(Interface dataset entries)
────────────────────

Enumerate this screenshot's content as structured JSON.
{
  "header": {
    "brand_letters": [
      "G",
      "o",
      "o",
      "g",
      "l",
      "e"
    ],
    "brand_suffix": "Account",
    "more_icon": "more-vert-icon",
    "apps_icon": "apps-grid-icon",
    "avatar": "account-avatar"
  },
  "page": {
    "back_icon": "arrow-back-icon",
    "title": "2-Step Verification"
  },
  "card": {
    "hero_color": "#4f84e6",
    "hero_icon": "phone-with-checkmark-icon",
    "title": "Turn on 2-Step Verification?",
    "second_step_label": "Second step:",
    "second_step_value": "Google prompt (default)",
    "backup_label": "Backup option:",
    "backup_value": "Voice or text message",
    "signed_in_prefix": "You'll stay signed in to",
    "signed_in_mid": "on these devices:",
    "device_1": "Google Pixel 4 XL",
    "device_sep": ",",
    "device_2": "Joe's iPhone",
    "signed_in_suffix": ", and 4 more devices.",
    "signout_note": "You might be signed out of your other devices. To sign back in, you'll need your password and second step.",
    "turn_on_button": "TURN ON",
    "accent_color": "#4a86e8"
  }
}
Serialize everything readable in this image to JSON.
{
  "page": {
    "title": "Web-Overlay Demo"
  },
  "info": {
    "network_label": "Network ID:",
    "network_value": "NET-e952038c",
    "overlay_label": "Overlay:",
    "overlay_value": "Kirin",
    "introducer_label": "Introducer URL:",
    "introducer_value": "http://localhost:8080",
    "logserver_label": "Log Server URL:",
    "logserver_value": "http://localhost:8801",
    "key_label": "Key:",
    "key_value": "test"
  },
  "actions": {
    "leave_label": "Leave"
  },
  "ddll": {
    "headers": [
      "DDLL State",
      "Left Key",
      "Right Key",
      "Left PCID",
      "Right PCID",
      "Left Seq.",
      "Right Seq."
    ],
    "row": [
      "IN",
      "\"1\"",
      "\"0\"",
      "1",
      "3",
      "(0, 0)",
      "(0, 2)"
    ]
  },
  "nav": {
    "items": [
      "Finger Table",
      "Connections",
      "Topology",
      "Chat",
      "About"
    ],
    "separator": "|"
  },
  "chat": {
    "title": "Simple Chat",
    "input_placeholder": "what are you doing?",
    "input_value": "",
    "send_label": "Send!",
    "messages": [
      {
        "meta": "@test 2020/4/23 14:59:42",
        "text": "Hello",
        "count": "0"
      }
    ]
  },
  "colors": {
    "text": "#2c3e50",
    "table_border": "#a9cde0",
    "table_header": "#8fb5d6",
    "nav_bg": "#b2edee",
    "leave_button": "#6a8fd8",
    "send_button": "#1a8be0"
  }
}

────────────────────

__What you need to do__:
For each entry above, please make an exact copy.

__Answer space__:
Enumerate this screenshot's content as structured JSON.
{
  "header": {
    "brand_letters": [
      "G",
      "o",
      "o",
      "g",
      "l",
      "e"
    ],
    "brand_suffix": "Account",
    "more_icon": "more-vert-icon",
    "apps_icon": "apps-grid-icon",
    "avatar": "account-avatar"
  },
  "page": {
    "back_icon": "arrow-back-icon",
    "title": "2-Step Verification"
  },
  "card": {
    "hero_color": "#4f84e6",
    "hero_icon": "phone-with-checkmark-icon",
    "title": "Turn on 2-Step Verification?",
    "second_step_label": "Second step:",
    "second_step_value": "Google prompt (default)",
    "backup_label": "Backup option:",
    "backup_value": "Voice or text message",
    "signed_in_prefix": "You'll stay signed in to",
    "signed_in_mid": "on these devices:",
    "device_1": "Google Pixel 4 XL",
    "device_sep": ",",
    "device_2": "Joe's iPhone",
    "signed_in_suffix": ", and 4 more devices.",
    "signout_note": "You might be signed out of your other devices. To sign back in, you'll need your password and second step.",
    "turn_on_button": "TURN ON",
    "accent_color": "#4a86e8"
  }
}
Serialize everything readable in this image to JSON.
{
  "page": {
    "title": "Web-Overlay Demo"
  },
  "info": {
    "network_label": "Network ID:",
    "network_value": "NET-e952038c",
    "overlay_label": "Overlay:",
    "overlay_value": "Kirin",
    "introducer_label": "Introducer URL:",
    "introducer_value": "http://localhost:8080",
    "logserver_label": "Log Server URL:",
    "logserver_value": "http://localhost:8801",
    "key_label": "Key:",
    "key_value": "test"
  },
  "actions": {
    "leave_label": "Leave"
  },
  "ddll": {
    "headers": [
      "DDLL State",
      "Left Key",
      "Right Key",
      "Left PCID",
      "Right PCID",
      "Left Seq.",
      "Right Seq."
    ],
    "row": [
      "IN",
      "\"1\"",
      "\"0\"",
      "1",
      "3",
      "(0, 0)",
      "(0, 2)"
    ]
  },
  "nav": {
    "items": [
      "Finger Table",
      "Connections",
      "Topology",
      "Chat",
      "About"
    ],
    "separator": "|"
  },
  "chat": {
    "title": "Simple Chat",
    "input_placeholder": "what are you doing?",
    "input_value": "",
    "send_label": "Send!",
    "messages": [
      {
        "meta": "@test 2020/4/23 14:59:42",
        "text": "Hello",
        "count": "0"
      }
    ]
  },
  "colors": {
    "text": "#2c3e50",
    "table_border": "#a9cde0",
    "table_header": "#8fb5d6",
    "nav_bg": "#b2edee",
    "leave_button": "#6a8fd8",
    "send_button": "#1a8be0"
  }
}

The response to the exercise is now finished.